Exercise directions → What is needed is a copy of each line in the listing that contains "JSON".

START Records supplied

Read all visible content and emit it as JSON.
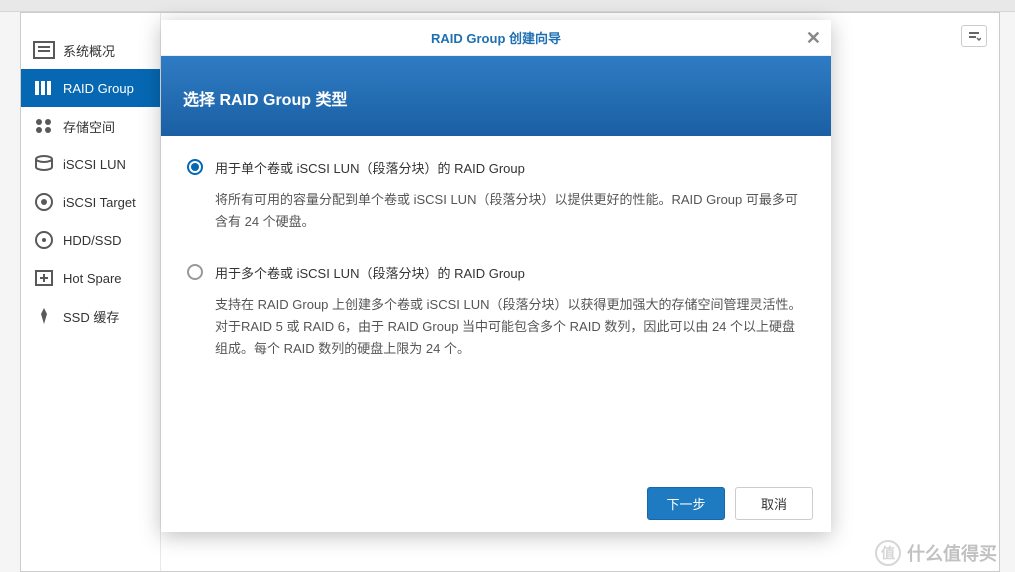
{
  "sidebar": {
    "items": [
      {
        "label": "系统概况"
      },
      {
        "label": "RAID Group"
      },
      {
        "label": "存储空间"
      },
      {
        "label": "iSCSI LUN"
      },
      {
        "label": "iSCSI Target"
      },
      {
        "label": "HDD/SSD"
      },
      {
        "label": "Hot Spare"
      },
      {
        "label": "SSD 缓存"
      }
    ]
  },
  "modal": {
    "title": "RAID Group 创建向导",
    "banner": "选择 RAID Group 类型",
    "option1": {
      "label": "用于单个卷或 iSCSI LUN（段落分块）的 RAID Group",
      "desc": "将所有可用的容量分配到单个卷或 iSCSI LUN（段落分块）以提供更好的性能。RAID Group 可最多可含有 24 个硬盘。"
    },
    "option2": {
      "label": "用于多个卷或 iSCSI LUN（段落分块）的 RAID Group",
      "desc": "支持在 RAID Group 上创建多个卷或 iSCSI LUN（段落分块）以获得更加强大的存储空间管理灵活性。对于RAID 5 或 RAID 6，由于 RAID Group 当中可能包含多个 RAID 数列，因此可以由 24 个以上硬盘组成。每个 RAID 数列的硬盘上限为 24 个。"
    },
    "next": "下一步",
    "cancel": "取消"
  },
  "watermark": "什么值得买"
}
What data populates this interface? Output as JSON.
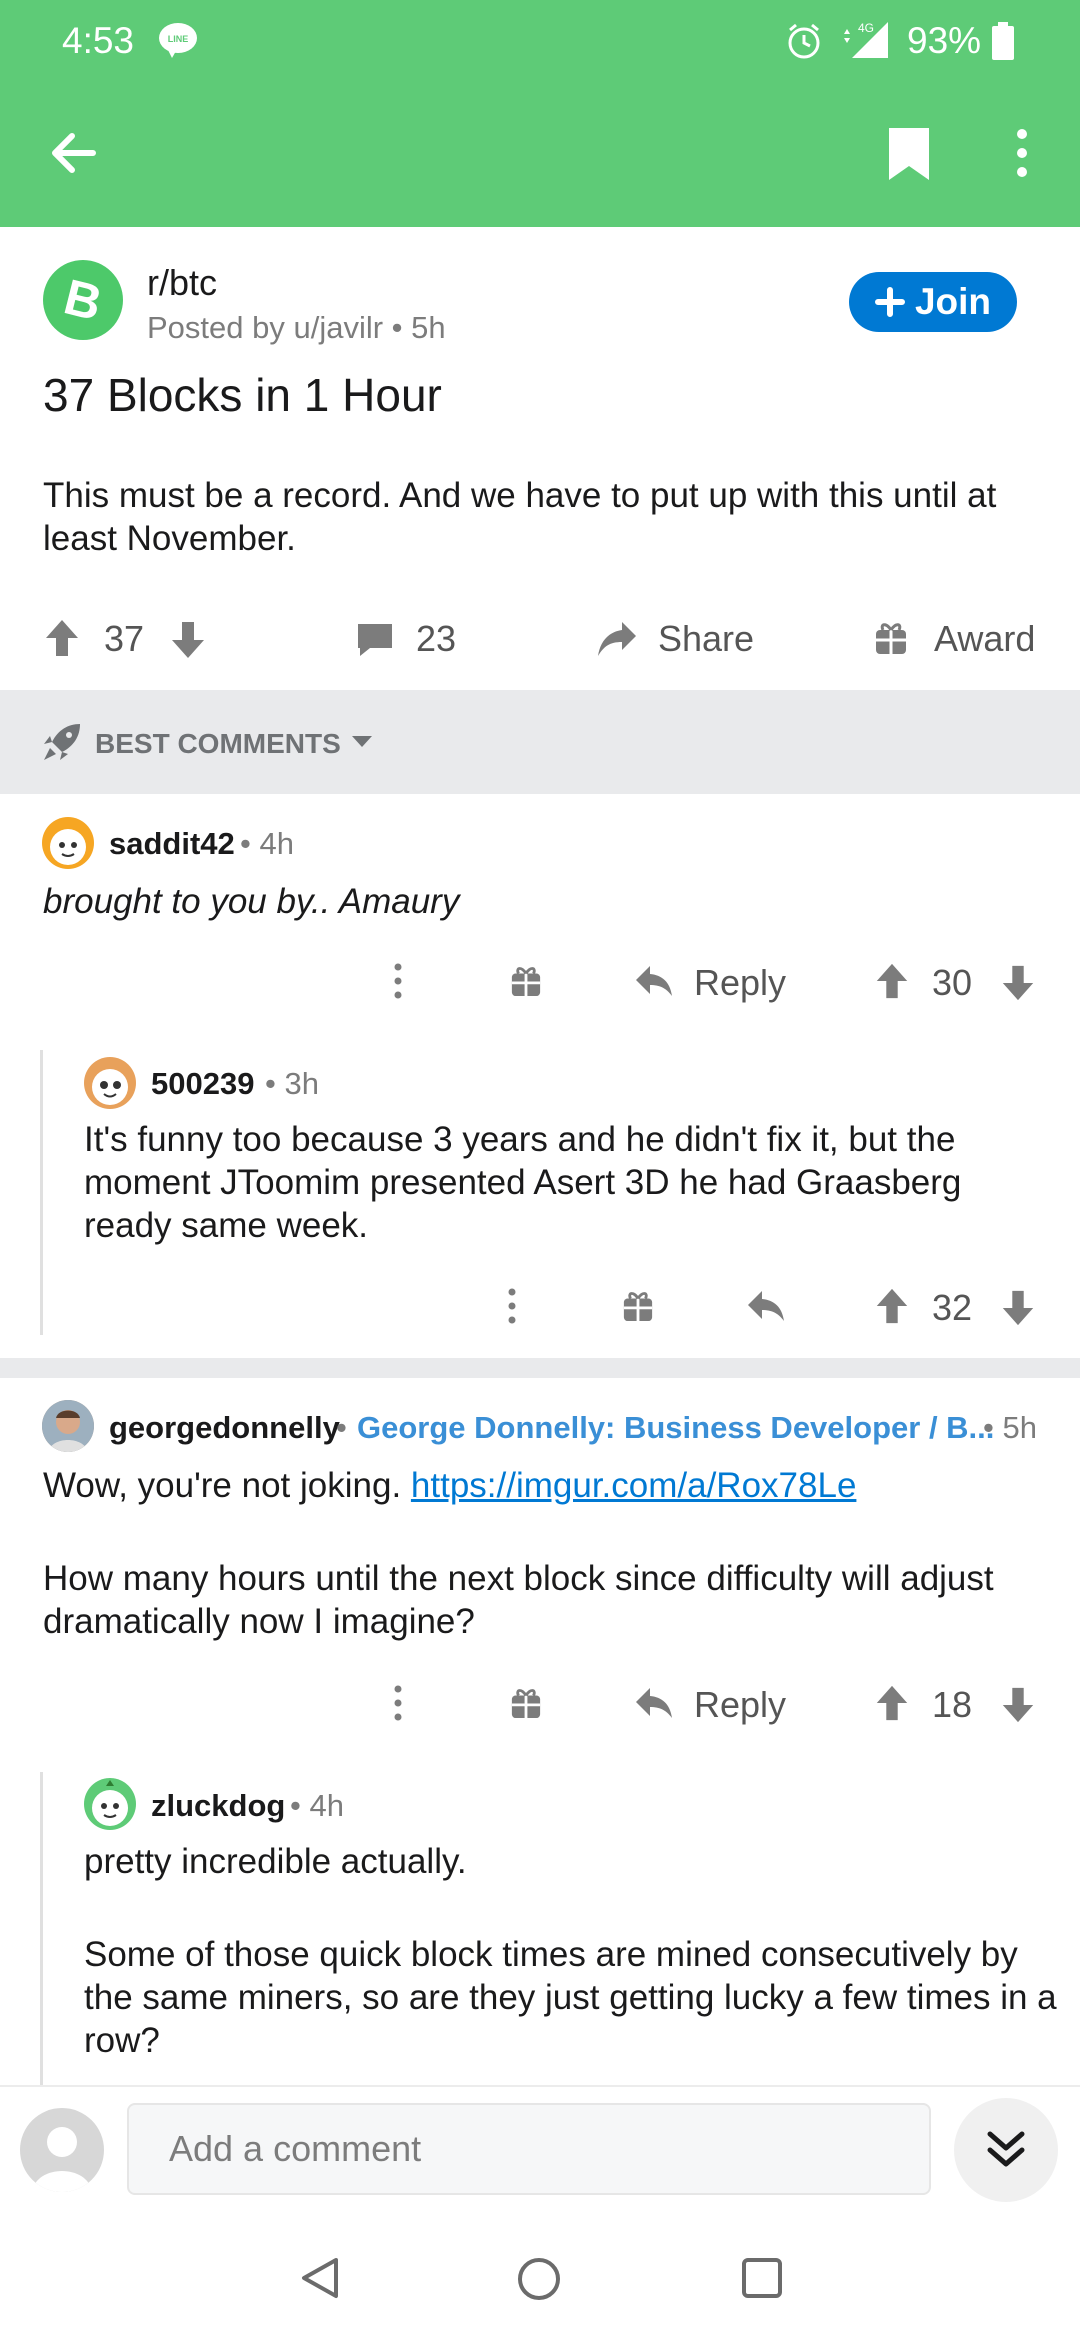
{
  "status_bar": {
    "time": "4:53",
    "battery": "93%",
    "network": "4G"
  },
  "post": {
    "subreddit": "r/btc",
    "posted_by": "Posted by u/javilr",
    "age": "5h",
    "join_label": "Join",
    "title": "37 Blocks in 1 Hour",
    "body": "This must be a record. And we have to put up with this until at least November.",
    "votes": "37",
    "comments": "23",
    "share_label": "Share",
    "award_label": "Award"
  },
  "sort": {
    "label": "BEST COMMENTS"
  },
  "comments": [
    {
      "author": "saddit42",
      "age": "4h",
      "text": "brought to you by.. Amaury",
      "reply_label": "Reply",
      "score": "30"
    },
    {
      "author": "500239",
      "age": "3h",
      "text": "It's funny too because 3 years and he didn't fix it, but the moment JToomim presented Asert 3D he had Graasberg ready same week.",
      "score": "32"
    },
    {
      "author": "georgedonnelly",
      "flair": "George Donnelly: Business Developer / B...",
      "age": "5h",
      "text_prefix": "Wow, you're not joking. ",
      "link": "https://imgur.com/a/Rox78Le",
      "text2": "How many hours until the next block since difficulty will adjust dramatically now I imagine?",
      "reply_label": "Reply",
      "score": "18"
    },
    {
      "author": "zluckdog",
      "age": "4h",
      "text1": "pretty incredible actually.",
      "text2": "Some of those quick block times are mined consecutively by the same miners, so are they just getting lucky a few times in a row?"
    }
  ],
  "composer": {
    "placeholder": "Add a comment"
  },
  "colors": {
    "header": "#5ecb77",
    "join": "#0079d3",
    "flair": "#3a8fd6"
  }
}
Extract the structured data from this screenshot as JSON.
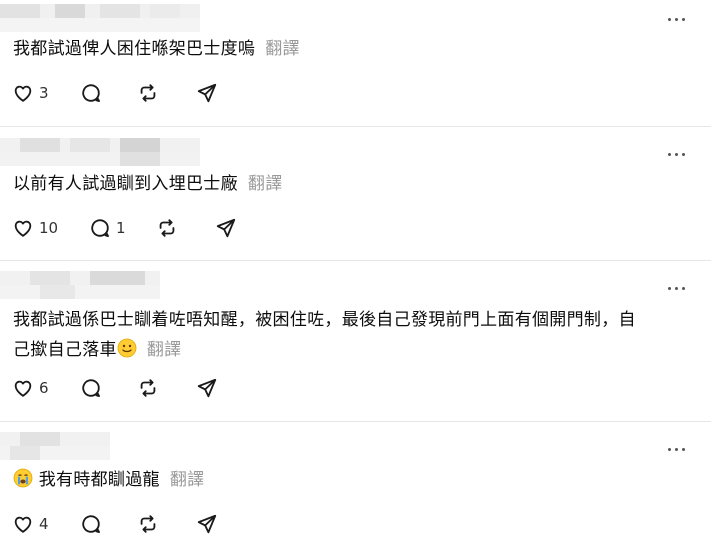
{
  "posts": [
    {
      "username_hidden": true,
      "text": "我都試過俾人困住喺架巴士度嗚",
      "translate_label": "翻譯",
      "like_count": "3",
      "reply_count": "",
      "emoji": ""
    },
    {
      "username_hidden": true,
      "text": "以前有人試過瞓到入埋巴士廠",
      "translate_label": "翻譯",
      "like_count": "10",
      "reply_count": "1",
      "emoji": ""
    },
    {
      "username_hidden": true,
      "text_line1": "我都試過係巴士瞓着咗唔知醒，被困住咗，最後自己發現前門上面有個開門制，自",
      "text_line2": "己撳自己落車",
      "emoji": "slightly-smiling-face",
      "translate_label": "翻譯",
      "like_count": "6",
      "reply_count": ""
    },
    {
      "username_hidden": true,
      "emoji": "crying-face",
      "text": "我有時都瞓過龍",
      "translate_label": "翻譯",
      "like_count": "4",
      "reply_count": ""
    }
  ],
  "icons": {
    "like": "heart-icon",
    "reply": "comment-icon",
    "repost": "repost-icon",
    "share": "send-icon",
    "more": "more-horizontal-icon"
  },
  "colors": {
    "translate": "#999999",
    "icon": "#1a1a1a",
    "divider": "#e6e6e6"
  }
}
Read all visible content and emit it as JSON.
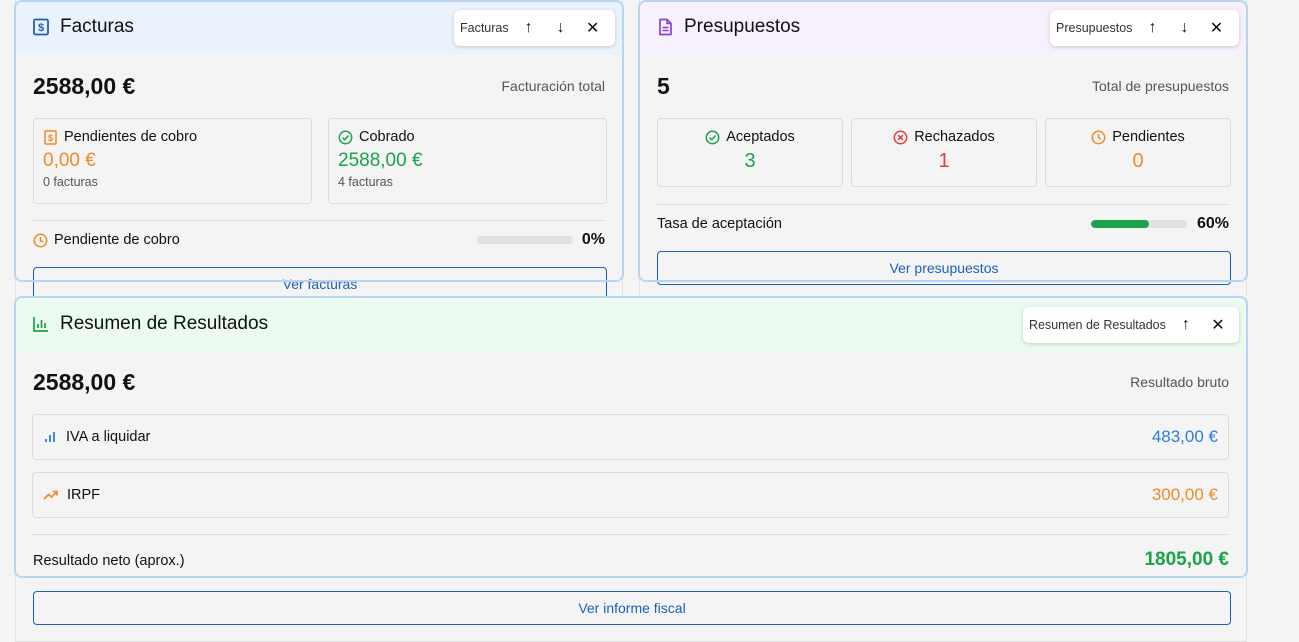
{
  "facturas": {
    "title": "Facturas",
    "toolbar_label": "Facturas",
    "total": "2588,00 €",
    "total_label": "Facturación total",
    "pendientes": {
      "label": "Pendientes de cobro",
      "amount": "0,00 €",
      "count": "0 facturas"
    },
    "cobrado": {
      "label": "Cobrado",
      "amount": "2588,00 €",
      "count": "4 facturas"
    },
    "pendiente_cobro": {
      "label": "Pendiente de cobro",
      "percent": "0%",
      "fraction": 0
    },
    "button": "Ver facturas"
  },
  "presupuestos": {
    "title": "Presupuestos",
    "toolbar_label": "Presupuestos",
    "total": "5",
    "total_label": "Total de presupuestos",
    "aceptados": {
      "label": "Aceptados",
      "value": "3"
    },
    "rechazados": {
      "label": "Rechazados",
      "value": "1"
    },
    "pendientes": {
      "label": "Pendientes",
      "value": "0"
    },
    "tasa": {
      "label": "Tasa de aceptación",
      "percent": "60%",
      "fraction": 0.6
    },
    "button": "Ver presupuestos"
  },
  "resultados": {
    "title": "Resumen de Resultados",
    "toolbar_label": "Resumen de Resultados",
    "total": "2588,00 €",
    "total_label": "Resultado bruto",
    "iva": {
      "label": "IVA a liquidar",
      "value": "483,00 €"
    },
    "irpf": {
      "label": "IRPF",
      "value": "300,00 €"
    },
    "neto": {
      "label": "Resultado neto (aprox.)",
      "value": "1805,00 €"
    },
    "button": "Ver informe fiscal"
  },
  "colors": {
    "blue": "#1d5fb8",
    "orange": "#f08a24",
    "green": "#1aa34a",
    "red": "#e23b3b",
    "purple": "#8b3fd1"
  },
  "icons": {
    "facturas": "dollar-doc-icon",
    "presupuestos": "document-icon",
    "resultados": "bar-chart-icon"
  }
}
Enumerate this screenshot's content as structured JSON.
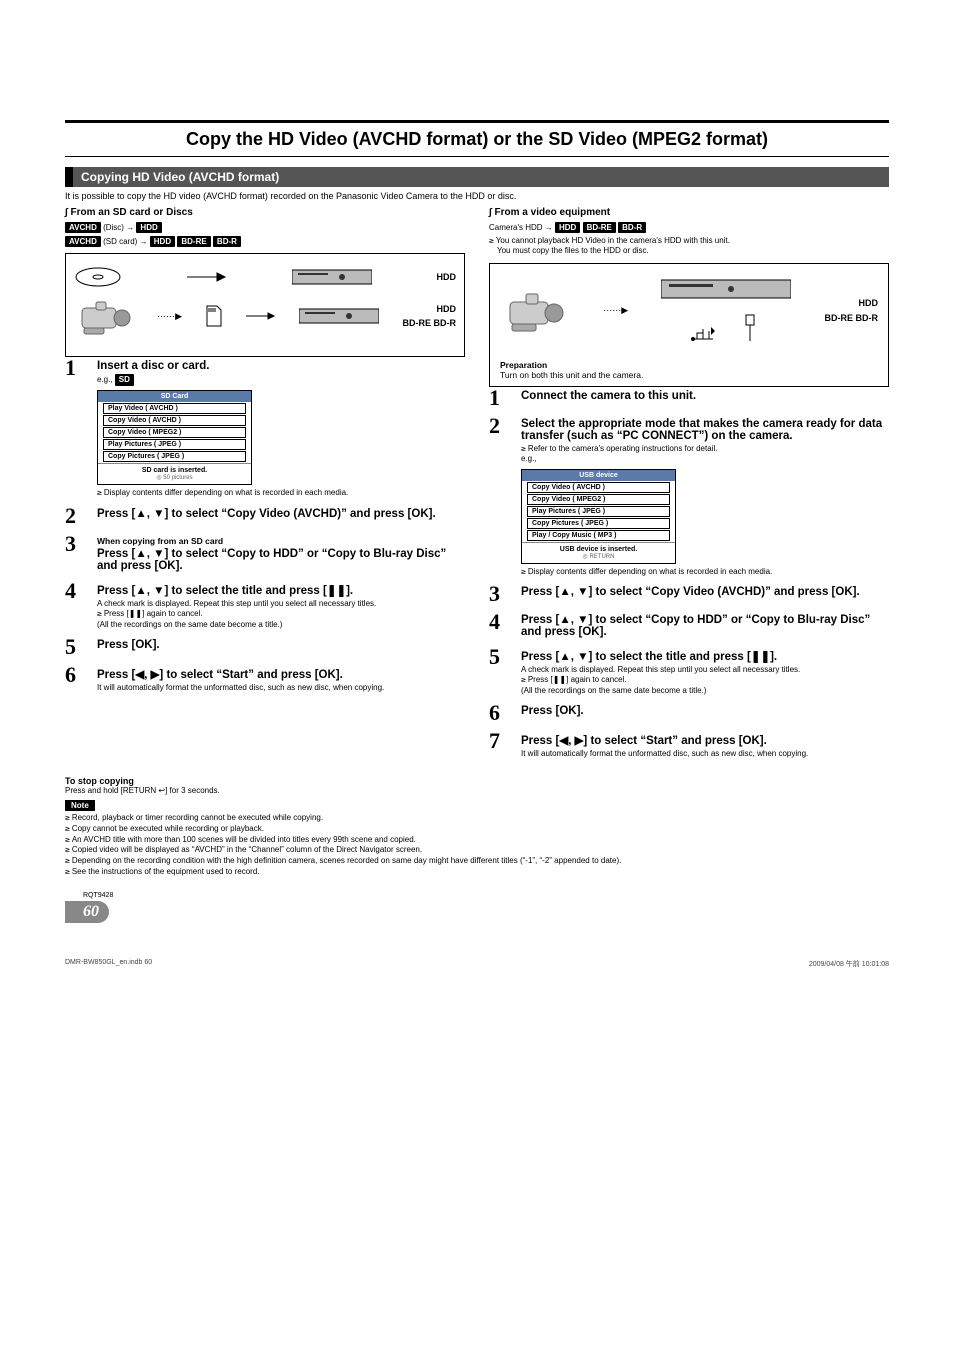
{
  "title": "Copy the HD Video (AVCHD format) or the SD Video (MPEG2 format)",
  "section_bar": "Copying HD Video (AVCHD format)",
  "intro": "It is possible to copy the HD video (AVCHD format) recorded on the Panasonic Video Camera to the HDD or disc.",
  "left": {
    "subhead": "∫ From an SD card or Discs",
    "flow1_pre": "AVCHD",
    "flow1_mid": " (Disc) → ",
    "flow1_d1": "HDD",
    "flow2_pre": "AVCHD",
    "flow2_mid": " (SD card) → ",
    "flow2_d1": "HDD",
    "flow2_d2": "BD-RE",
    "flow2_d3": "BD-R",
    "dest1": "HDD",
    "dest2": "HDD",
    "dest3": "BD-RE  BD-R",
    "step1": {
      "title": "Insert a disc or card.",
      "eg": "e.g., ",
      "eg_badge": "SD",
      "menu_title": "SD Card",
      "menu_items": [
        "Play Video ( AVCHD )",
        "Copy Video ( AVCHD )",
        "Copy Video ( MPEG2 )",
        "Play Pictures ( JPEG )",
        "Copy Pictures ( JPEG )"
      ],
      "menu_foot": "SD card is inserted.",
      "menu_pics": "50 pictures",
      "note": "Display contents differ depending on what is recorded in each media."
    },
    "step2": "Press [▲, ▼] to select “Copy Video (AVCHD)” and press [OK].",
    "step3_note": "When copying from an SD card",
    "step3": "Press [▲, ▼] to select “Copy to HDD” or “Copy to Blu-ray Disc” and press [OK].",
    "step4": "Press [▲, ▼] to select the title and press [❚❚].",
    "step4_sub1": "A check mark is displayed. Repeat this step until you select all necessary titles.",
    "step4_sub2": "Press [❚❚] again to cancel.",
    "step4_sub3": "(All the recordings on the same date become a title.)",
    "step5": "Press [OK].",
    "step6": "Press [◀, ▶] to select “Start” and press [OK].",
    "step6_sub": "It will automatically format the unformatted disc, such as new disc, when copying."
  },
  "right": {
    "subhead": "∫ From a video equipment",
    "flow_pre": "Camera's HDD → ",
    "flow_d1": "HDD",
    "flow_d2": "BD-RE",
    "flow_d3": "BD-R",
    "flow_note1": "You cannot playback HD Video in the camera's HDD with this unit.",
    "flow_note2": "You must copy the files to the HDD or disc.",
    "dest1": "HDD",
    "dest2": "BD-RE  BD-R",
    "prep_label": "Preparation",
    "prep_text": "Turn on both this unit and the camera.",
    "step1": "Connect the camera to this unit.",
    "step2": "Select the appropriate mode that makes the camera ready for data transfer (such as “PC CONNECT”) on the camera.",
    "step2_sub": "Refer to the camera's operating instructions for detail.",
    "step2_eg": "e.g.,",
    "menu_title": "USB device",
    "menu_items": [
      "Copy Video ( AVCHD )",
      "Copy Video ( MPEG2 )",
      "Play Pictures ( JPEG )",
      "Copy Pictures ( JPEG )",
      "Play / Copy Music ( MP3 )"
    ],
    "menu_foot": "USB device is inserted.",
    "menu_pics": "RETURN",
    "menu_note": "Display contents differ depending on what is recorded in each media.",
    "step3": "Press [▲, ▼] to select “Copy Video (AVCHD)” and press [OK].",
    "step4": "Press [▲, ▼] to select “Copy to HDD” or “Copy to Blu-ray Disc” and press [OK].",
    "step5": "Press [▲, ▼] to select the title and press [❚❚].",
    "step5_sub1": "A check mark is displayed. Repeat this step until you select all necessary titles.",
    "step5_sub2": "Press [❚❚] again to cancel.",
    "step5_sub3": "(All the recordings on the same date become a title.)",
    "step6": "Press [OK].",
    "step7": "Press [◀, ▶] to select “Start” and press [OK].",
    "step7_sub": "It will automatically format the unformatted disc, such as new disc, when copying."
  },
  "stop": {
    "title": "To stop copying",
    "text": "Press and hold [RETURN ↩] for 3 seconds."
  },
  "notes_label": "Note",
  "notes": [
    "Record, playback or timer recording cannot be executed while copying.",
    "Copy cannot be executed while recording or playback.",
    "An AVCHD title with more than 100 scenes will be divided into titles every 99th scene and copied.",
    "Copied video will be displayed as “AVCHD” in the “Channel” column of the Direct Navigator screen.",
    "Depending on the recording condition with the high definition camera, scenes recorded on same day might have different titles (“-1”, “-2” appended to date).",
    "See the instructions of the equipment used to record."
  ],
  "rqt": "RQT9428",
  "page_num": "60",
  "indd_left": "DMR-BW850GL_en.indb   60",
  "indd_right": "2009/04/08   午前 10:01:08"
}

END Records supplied

Response to the task →
Read all visible content and emit it as JSON.
What data populates this interface? Output as JSON.
Extract the structured data from this screenshot as JSON.
Read all visible content and emit it as JSON.
Enumerate this screenshot's content as structured JSON.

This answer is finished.